Copyright: © Bresnihan 2013
ISSN
2201-1919
eISSN
2201-1919
DOI
10.1215/22011919-3611239
Publisher site
See Article on Publisher Site

Abstract

There are growing and justifiable concerns about the degradation of the planet—the land, sea and atmosphere on which all life depends. While these problems unfold on a global scale they are not evenly distributed, either in terms of cause or effect. This has not stopped powerful and universalizing explanations about why ‘our planet’ is being exhausted, and how ‘we’ must respond with urgent action. One of the effects of this response is that environmental problems are naturalized as empirical facts around which new forms of governance and regulation must emerge. While this technical response might be effective at managing discrete environmental problems it can obscure important questions about the ways in which we produce and reproduce social and natural life. The 18th century was also a period in which the problem of scarcity gave rise to new ways of managing and organizing social and natural life. The naturalization of scarcity was a cornerstone of liberal economics, the intellectual justification for various forms of enclosure and ‘improvement’. One person who challenged this powerful narrative was the poet John Clare (1793-1864). Where liberal economics began with the abstraction of self-interested ‘man’ and finite ‘nature’, Clare began with his own experiences of the world around him. This commitment to the here and now is not to be confused with notions of a ‘pre-modern’ union of human and nature. Rather, Clare's poetry describes and reveals the many different natures which unfold through ongoing, negotiated and changing relations between people and things. Rather than a fear of limits, the excess of possibilities inherent in this vision of the ‘manifold commons’ provides him, and us, with a different way to imagine and enact alternative forms of social and natural life.
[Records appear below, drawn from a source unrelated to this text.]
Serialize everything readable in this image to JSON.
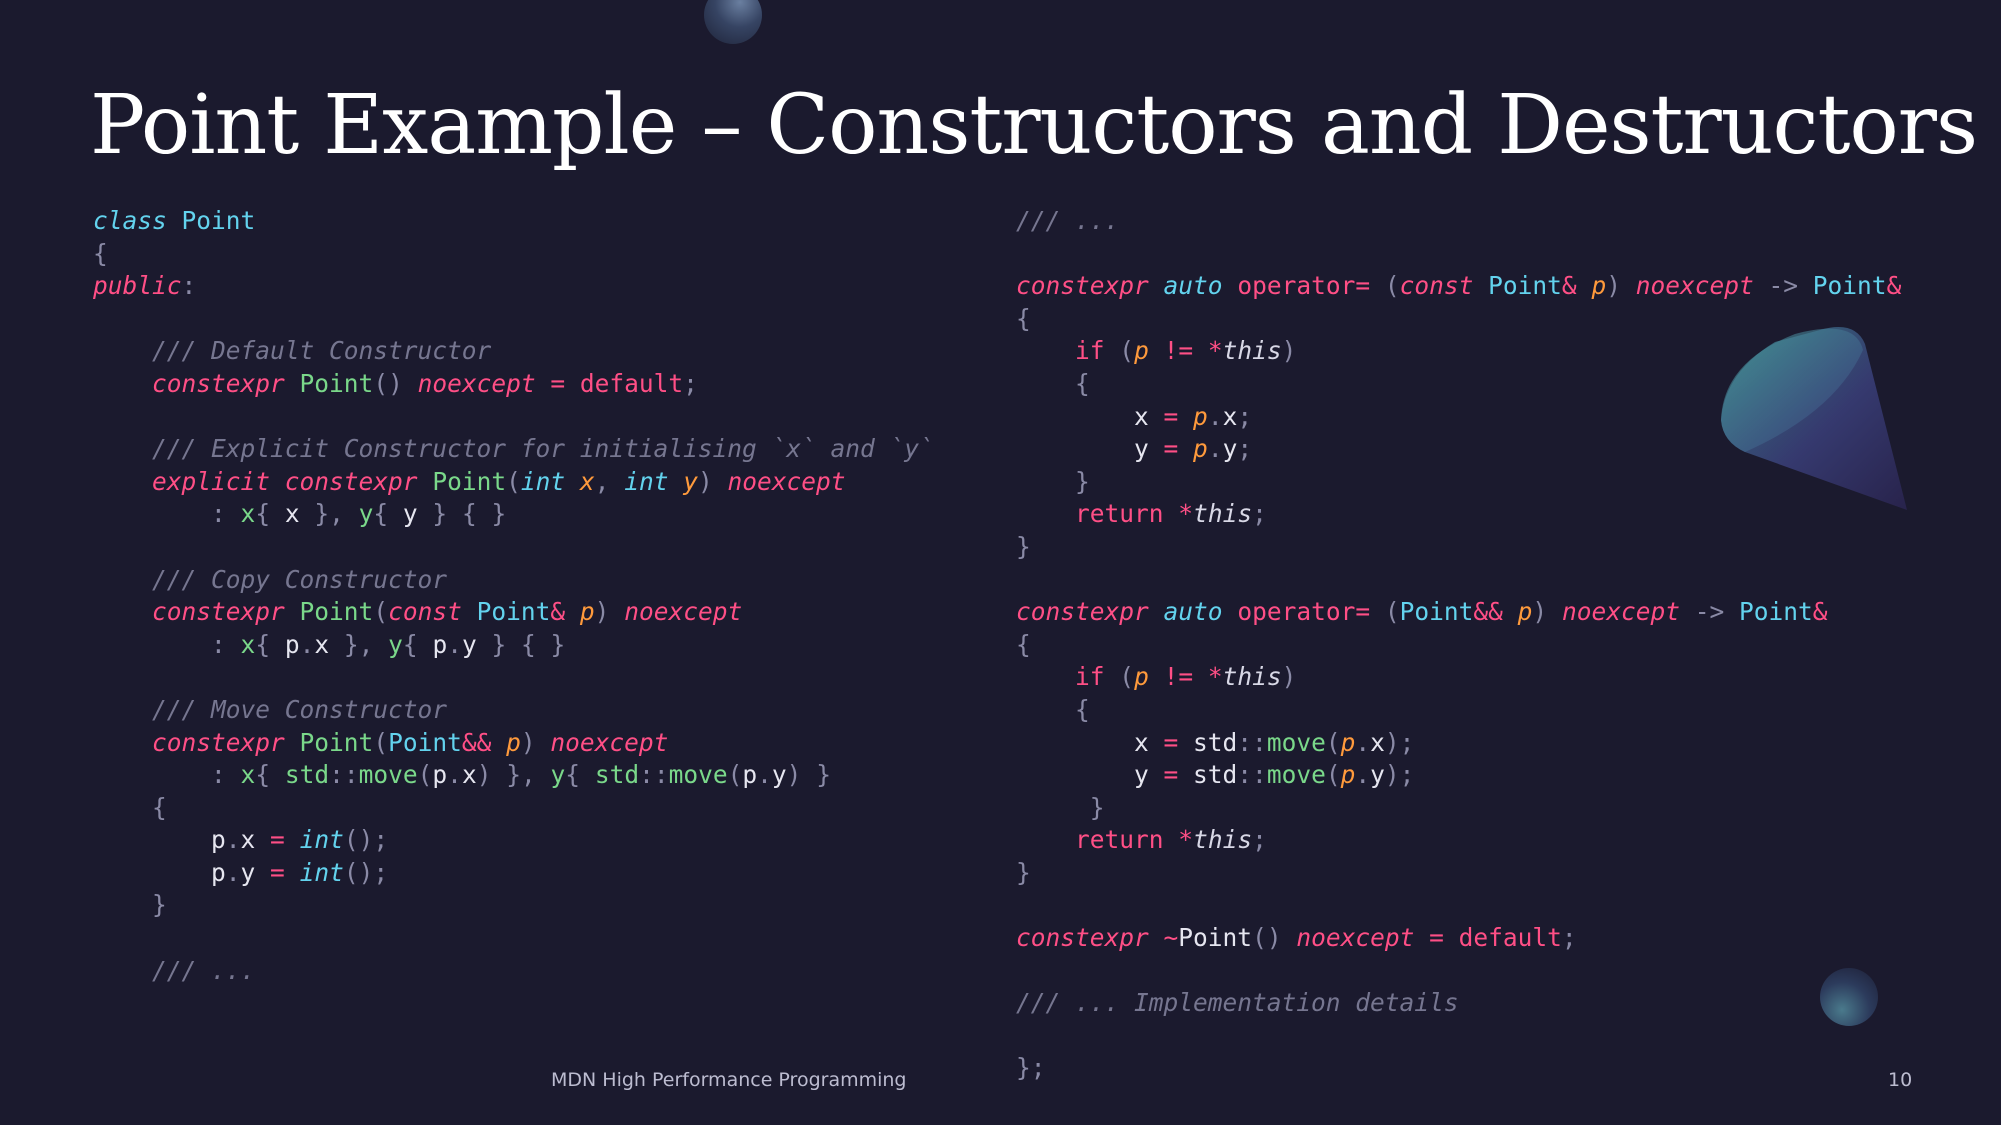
{
  "title": "Point Example – Constructors and Destructors",
  "footer": {
    "text": "MDN High Performance Programming",
    "page_number": "10"
  },
  "colors": {
    "background": "#1b1a2e",
    "keyword": "#ff4f86",
    "type": "#63d3ee",
    "function": "#7ad88a",
    "parameter": "#ff9a3c",
    "comment": "#767690",
    "text": "#d8d8e6"
  },
  "decorations": [
    "orb-top",
    "cone",
    "orb-bottom"
  ],
  "code_left": [
    [
      [
        "type",
        "class"
      ],
      [
        "plain",
        " "
      ],
      [
        "cls",
        "Point"
      ]
    ],
    [
      [
        "punc",
        "{"
      ]
    ],
    [
      [
        "kw",
        "public"
      ],
      [
        "punc",
        ":"
      ]
    ],
    [],
    [
      [
        "plain",
        "    "
      ],
      [
        "com",
        "/// Default Constructor"
      ]
    ],
    [
      [
        "plain",
        "    "
      ],
      [
        "kw",
        "constexpr"
      ],
      [
        "plain",
        " "
      ],
      [
        "fn",
        "Point"
      ],
      [
        "punc",
        "()"
      ],
      [
        "plain",
        " "
      ],
      [
        "kw",
        "noexcept"
      ],
      [
        "plain",
        " "
      ],
      [
        "op",
        "="
      ],
      [
        "plain",
        " "
      ],
      [
        "op",
        "default"
      ],
      [
        "punc",
        ";"
      ]
    ],
    [],
    [
      [
        "plain",
        "    "
      ],
      [
        "com",
        "/// Explicit Constructor for initialising `x` and `y`"
      ]
    ],
    [
      [
        "plain",
        "    "
      ],
      [
        "kw",
        "explicit"
      ],
      [
        "plain",
        " "
      ],
      [
        "kw",
        "constexpr"
      ],
      [
        "plain",
        " "
      ],
      [
        "fn",
        "Point"
      ],
      [
        "punc",
        "("
      ],
      [
        "type",
        "int"
      ],
      [
        "plain",
        " "
      ],
      [
        "param",
        "x"
      ],
      [
        "punc",
        ","
      ],
      [
        "plain",
        " "
      ],
      [
        "type",
        "int"
      ],
      [
        "plain",
        " "
      ],
      [
        "param",
        "y"
      ],
      [
        "punc",
        ")"
      ],
      [
        "plain",
        " "
      ],
      [
        "kw",
        "noexcept"
      ]
    ],
    [
      [
        "plain",
        "        "
      ],
      [
        "punc",
        ":"
      ],
      [
        "plain",
        " "
      ],
      [
        "fn",
        "x"
      ],
      [
        "punc",
        "{"
      ],
      [
        "plain",
        " x "
      ],
      [
        "punc",
        "},"
      ],
      [
        "plain",
        " "
      ],
      [
        "fn",
        "y"
      ],
      [
        "punc",
        "{"
      ],
      [
        "plain",
        " y "
      ],
      [
        "punc",
        "}"
      ],
      [
        "plain",
        " "
      ],
      [
        "punc",
        "{"
      ],
      [
        "plain",
        " "
      ],
      [
        "punc",
        "}"
      ]
    ],
    [],
    [
      [
        "plain",
        "    "
      ],
      [
        "com",
        "/// Copy Constructor"
      ]
    ],
    [
      [
        "plain",
        "    "
      ],
      [
        "kw",
        "constexpr"
      ],
      [
        "plain",
        " "
      ],
      [
        "fn",
        "Point"
      ],
      [
        "punc",
        "("
      ],
      [
        "kw",
        "const"
      ],
      [
        "plain",
        " "
      ],
      [
        "cls",
        "Point"
      ],
      [
        "op",
        "&"
      ],
      [
        "plain",
        " "
      ],
      [
        "param",
        "p"
      ],
      [
        "punc",
        ")"
      ],
      [
        "plain",
        " "
      ],
      [
        "kw",
        "noexcept"
      ]
    ],
    [
      [
        "plain",
        "        "
      ],
      [
        "punc",
        ":"
      ],
      [
        "plain",
        " "
      ],
      [
        "fn",
        "x"
      ],
      [
        "punc",
        "{"
      ],
      [
        "plain",
        " p"
      ],
      [
        "punc",
        "."
      ],
      [
        "plain",
        "x "
      ],
      [
        "punc",
        "},"
      ],
      [
        "plain",
        " "
      ],
      [
        "fn",
        "y"
      ],
      [
        "punc",
        "{"
      ],
      [
        "plain",
        " p"
      ],
      [
        "punc",
        "."
      ],
      [
        "plain",
        "y "
      ],
      [
        "punc",
        "}"
      ],
      [
        "plain",
        " "
      ],
      [
        "punc",
        "{"
      ],
      [
        "plain",
        " "
      ],
      [
        "punc",
        "}"
      ]
    ],
    [],
    [
      [
        "plain",
        "    "
      ],
      [
        "com",
        "/// Move Constructor"
      ]
    ],
    [
      [
        "plain",
        "    "
      ],
      [
        "kw",
        "constexpr"
      ],
      [
        "plain",
        " "
      ],
      [
        "fn",
        "Point"
      ],
      [
        "punc",
        "("
      ],
      [
        "cls",
        "Point"
      ],
      [
        "op",
        "&&"
      ],
      [
        "plain",
        " "
      ],
      [
        "param",
        "p"
      ],
      [
        "punc",
        ")"
      ],
      [
        "plain",
        " "
      ],
      [
        "kw",
        "noexcept"
      ]
    ],
    [
      [
        "plain",
        "        "
      ],
      [
        "punc",
        ":"
      ],
      [
        "plain",
        " "
      ],
      [
        "fn",
        "x"
      ],
      [
        "punc",
        "{"
      ],
      [
        "plain",
        " "
      ],
      [
        "fn",
        "std"
      ],
      [
        "punc",
        "::"
      ],
      [
        "fn",
        "move"
      ],
      [
        "punc",
        "("
      ],
      [
        "plain",
        "p"
      ],
      [
        "punc",
        "."
      ],
      [
        "plain",
        "x"
      ],
      [
        "punc",
        ")"
      ],
      [
        "plain",
        " "
      ],
      [
        "punc",
        "},"
      ],
      [
        "plain",
        " "
      ],
      [
        "fn",
        "y"
      ],
      [
        "punc",
        "{"
      ],
      [
        "plain",
        " "
      ],
      [
        "fn",
        "std"
      ],
      [
        "punc",
        "::"
      ],
      [
        "fn",
        "move"
      ],
      [
        "punc",
        "("
      ],
      [
        "plain",
        "p"
      ],
      [
        "punc",
        "."
      ],
      [
        "plain",
        "y"
      ],
      [
        "punc",
        ")"
      ],
      [
        "plain",
        " "
      ],
      [
        "punc",
        "}"
      ]
    ],
    [
      [
        "plain",
        "    "
      ],
      [
        "punc",
        "{"
      ]
    ],
    [
      [
        "plain",
        "        p"
      ],
      [
        "punc",
        "."
      ],
      [
        "plain",
        "x "
      ],
      [
        "op",
        "="
      ],
      [
        "plain",
        " "
      ],
      [
        "type",
        "int"
      ],
      [
        "punc",
        "();"
      ]
    ],
    [
      [
        "plain",
        "        p"
      ],
      [
        "punc",
        "."
      ],
      [
        "plain",
        "y "
      ],
      [
        "op",
        "="
      ],
      [
        "plain",
        " "
      ],
      [
        "type",
        "int"
      ],
      [
        "punc",
        "();"
      ]
    ],
    [
      [
        "plain",
        "    "
      ],
      [
        "punc",
        "}"
      ]
    ],
    [],
    [
      [
        "plain",
        "    "
      ],
      [
        "com",
        "/// ..."
      ]
    ]
  ],
  "code_right": [
    [
      [
        "com",
        "/// ..."
      ]
    ],
    [],
    [
      [
        "kw",
        "constexpr"
      ],
      [
        "plain",
        " "
      ],
      [
        "type",
        "auto"
      ],
      [
        "plain",
        " "
      ],
      [
        "op",
        "operator="
      ],
      [
        "plain",
        " "
      ],
      [
        "punc",
        "("
      ],
      [
        "kw",
        "const"
      ],
      [
        "plain",
        " "
      ],
      [
        "cls",
        "Point"
      ],
      [
        "op",
        "&"
      ],
      [
        "plain",
        " "
      ],
      [
        "param",
        "p"
      ],
      [
        "punc",
        ")"
      ],
      [
        "plain",
        " "
      ],
      [
        "kw",
        "noexcept"
      ],
      [
        "plain",
        " "
      ],
      [
        "punc",
        "->"
      ],
      [
        "plain",
        " "
      ],
      [
        "cls",
        "Point"
      ],
      [
        "op",
        "&"
      ]
    ],
    [
      [
        "punc",
        "{"
      ]
    ],
    [
      [
        "plain",
        "    "
      ],
      [
        "op",
        "if"
      ],
      [
        "plain",
        " "
      ],
      [
        "punc",
        "("
      ],
      [
        "param",
        "p"
      ],
      [
        "plain",
        " "
      ],
      [
        "op",
        "!="
      ],
      [
        "plain",
        " "
      ],
      [
        "op",
        "*"
      ],
      [
        "this",
        "this"
      ],
      [
        "punc",
        ")"
      ]
    ],
    [
      [
        "plain",
        "    "
      ],
      [
        "punc",
        "{"
      ]
    ],
    [
      [
        "plain",
        "        x "
      ],
      [
        "op",
        "="
      ],
      [
        "plain",
        " "
      ],
      [
        "param",
        "p"
      ],
      [
        "punc",
        "."
      ],
      [
        "plain",
        "x"
      ],
      [
        "punc",
        ";"
      ]
    ],
    [
      [
        "plain",
        "        y "
      ],
      [
        "op",
        "="
      ],
      [
        "plain",
        " "
      ],
      [
        "param",
        "p"
      ],
      [
        "punc",
        "."
      ],
      [
        "plain",
        "y"
      ],
      [
        "punc",
        ";"
      ]
    ],
    [
      [
        "plain",
        "    "
      ],
      [
        "punc",
        "}"
      ]
    ],
    [
      [
        "plain",
        "    "
      ],
      [
        "op",
        "return"
      ],
      [
        "plain",
        " "
      ],
      [
        "op",
        "*"
      ],
      [
        "this",
        "this"
      ],
      [
        "punc",
        ";"
      ]
    ],
    [
      [
        "punc",
        "}"
      ]
    ],
    [],
    [
      [
        "kw",
        "constexpr"
      ],
      [
        "plain",
        " "
      ],
      [
        "type",
        "auto"
      ],
      [
        "plain",
        " "
      ],
      [
        "op",
        "operator="
      ],
      [
        "plain",
        " "
      ],
      [
        "punc",
        "("
      ],
      [
        "cls",
        "Point"
      ],
      [
        "op",
        "&&"
      ],
      [
        "plain",
        " "
      ],
      [
        "param",
        "p"
      ],
      [
        "punc",
        ")"
      ],
      [
        "plain",
        " "
      ],
      [
        "kw",
        "noexcept"
      ],
      [
        "plain",
        " "
      ],
      [
        "punc",
        "->"
      ],
      [
        "plain",
        " "
      ],
      [
        "cls",
        "Point"
      ],
      [
        "op",
        "&"
      ]
    ],
    [
      [
        "punc",
        "{"
      ]
    ],
    [
      [
        "plain",
        "    "
      ],
      [
        "op",
        "if"
      ],
      [
        "plain",
        " "
      ],
      [
        "punc",
        "("
      ],
      [
        "param",
        "p"
      ],
      [
        "plain",
        " "
      ],
      [
        "op",
        "!="
      ],
      [
        "plain",
        " "
      ],
      [
        "op",
        "*"
      ],
      [
        "this",
        "this"
      ],
      [
        "punc",
        ")"
      ]
    ],
    [
      [
        "plain",
        "    "
      ],
      [
        "punc",
        "{"
      ]
    ],
    [
      [
        "plain",
        "        x "
      ],
      [
        "op",
        "="
      ],
      [
        "plain",
        " std"
      ],
      [
        "punc",
        "::"
      ],
      [
        "fn",
        "move"
      ],
      [
        "punc",
        "("
      ],
      [
        "param",
        "p"
      ],
      [
        "punc",
        "."
      ],
      [
        "plain",
        "x"
      ],
      [
        "punc",
        ");"
      ]
    ],
    [
      [
        "plain",
        "        y "
      ],
      [
        "op",
        "="
      ],
      [
        "plain",
        " std"
      ],
      [
        "punc",
        "::"
      ],
      [
        "fn",
        "move"
      ],
      [
        "punc",
        "("
      ],
      [
        "param",
        "p"
      ],
      [
        "punc",
        "."
      ],
      [
        "plain",
        "y"
      ],
      [
        "punc",
        ");"
      ]
    ],
    [
      [
        "plain",
        "     "
      ],
      [
        "punc",
        "}"
      ]
    ],
    [
      [
        "plain",
        "    "
      ],
      [
        "op",
        "return"
      ],
      [
        "plain",
        " "
      ],
      [
        "op",
        "*"
      ],
      [
        "this",
        "this"
      ],
      [
        "punc",
        ";"
      ]
    ],
    [
      [
        "punc",
        "}"
      ]
    ],
    [],
    [
      [
        "kw",
        "constexpr"
      ],
      [
        "plain",
        " "
      ],
      [
        "op",
        "~"
      ],
      [
        "plain",
        "Point"
      ],
      [
        "punc",
        "()"
      ],
      [
        "plain",
        " "
      ],
      [
        "kw",
        "noexcept"
      ],
      [
        "plain",
        " "
      ],
      [
        "op",
        "="
      ],
      [
        "plain",
        " "
      ],
      [
        "op",
        "default"
      ],
      [
        "punc",
        ";"
      ]
    ],
    [],
    [
      [
        "com",
        "/// ..."
      ],
      [
        "com",
        " Implementation details"
      ]
    ],
    [],
    [
      [
        "punc",
        "};"
      ]
    ]
  ]
}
Journal

Environmental HumanitiesDuke University Press

Published: May 1, 2013

References